ONE of the biggest and most complex demolition projects is taking place at the derelict Fort Regent pool site – 16 years after the facility closed.
Contractors have begun an initial four-month project to remove around 12 tonnes of asbestos materials from its internal structure.
During that time, the public are unlikely to notice any changes to the exterior of the building, but it is expected that the visible parts of the facility will be torn down in a matter of weeks in the spring.
Shaun Ingram, construction manager for DB Cummins, said that the construction methods used to create the building would make bringing it down quite difficult.
‘Because the roof is curved the metal trusses in the roof are all bowed and there is a lot of tension – kinetic energy – in them. If we were to shear it then it would spring back and that is when the demolition becomes quite difficult,’ he said.
‘It is a 16-week process to remove the asbestos – when everyone will think that nothing is happening – and after that there will be a six-week period when it will visibly start coming down and everyone will probably say, “Well, what have they been doing then?”.’
Anthony Norman, from Jersey Property Holdings, said that every side of the building had been fitted with asbestos board before being covered with metal cladding.
He added that during strong winds, the exterior cladding had blown off and temporary safety repairs had to be made.
‘The Le Coie Hotel was probably the largest but this is definitely the most complex demolition project that we have ever undertaken,’ he said.
‘The roof struts are pre-stressed so that adds a large degree of complexity. Also, because it was a swimming pool it has large floor to ceiling heights so that makes things more difficult.
‘There is also a lot of sprayed asbestos, which means that the contractors have to inject it with a special resin and then manually scrape it all off, which does take a bit of time. It had really good anti-fire properties but it was also very good for acoustics for when there were screaming kids in here, so it had a double purpose. It was cheap and it was a wonder product at the time.’
Mr Norman added that the asbestos treatment facility at La Collette was capable of handling the hazardous waste.
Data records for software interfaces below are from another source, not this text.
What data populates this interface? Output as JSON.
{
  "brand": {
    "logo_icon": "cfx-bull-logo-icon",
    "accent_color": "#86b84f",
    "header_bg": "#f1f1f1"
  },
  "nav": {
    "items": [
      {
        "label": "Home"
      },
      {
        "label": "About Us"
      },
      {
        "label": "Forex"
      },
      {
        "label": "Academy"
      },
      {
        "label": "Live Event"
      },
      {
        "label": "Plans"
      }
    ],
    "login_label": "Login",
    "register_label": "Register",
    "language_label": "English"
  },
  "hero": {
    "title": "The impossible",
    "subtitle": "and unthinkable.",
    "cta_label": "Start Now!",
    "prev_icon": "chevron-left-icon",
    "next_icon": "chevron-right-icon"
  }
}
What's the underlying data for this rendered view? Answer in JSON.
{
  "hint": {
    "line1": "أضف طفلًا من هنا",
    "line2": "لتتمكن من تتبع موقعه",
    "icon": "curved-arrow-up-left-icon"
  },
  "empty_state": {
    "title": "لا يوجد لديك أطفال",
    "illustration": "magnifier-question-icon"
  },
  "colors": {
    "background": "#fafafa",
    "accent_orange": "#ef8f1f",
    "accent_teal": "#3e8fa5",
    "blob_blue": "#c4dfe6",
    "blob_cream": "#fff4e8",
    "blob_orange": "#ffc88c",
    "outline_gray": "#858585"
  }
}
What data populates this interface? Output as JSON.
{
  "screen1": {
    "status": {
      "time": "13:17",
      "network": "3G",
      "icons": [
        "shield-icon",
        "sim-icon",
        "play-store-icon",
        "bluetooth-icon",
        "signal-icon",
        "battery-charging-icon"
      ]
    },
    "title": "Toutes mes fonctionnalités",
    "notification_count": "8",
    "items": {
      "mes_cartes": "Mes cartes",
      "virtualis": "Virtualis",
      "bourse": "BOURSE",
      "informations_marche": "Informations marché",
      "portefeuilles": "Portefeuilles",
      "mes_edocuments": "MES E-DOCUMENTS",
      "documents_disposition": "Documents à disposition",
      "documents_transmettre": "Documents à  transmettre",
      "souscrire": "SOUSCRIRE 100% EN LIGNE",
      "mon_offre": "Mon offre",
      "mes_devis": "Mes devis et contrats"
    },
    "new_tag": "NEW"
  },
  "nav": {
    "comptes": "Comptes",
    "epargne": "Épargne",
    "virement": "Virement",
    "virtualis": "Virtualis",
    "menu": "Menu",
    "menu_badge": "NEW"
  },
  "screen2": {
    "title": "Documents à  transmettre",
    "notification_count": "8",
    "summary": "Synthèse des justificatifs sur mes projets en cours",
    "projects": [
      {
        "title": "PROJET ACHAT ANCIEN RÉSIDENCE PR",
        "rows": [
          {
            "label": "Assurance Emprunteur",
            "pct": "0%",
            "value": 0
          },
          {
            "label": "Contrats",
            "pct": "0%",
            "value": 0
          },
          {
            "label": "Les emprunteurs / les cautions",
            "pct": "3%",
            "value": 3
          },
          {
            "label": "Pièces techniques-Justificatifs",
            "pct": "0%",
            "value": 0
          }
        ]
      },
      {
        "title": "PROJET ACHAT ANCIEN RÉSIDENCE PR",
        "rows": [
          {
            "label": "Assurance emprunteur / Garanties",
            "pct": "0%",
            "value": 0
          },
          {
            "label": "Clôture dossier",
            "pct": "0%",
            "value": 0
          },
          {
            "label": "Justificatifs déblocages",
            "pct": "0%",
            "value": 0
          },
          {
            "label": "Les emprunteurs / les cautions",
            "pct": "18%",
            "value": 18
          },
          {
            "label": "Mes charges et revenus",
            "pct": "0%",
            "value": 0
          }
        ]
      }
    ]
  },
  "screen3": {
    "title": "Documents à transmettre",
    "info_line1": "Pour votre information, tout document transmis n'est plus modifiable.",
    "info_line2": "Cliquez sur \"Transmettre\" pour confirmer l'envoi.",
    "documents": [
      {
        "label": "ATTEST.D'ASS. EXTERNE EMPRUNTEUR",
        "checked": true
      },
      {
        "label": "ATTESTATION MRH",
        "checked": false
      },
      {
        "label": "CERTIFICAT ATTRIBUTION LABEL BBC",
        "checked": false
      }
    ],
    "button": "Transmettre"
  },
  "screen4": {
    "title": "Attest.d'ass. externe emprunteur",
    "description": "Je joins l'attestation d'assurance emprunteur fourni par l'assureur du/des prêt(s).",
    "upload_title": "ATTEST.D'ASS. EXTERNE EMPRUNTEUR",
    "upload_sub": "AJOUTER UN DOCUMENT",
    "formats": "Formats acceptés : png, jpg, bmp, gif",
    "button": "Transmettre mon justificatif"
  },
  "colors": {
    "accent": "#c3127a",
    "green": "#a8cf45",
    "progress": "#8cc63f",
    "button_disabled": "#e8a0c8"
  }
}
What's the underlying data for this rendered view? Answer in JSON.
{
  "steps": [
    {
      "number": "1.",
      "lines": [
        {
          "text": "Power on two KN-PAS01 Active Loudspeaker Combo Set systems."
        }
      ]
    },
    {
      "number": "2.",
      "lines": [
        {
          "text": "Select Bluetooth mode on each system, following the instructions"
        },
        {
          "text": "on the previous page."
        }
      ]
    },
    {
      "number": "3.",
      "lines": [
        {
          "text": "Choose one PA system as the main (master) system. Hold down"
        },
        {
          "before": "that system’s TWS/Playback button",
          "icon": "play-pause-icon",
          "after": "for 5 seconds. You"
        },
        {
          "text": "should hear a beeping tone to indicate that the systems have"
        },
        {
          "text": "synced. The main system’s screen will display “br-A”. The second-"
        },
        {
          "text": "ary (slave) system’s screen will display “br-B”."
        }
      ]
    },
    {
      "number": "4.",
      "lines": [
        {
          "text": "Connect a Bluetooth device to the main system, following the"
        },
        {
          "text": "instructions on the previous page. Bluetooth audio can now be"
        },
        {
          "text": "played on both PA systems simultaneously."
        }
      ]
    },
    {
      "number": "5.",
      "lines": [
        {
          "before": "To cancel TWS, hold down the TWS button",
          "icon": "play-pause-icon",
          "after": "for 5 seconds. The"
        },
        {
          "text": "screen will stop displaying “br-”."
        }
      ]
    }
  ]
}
‘We have spoken to the guys down at La Collette and they know what is coming and they have sufficient capacity,’ he said.
‘They do not always open every day so they might have to open on other days, but that should be about it.’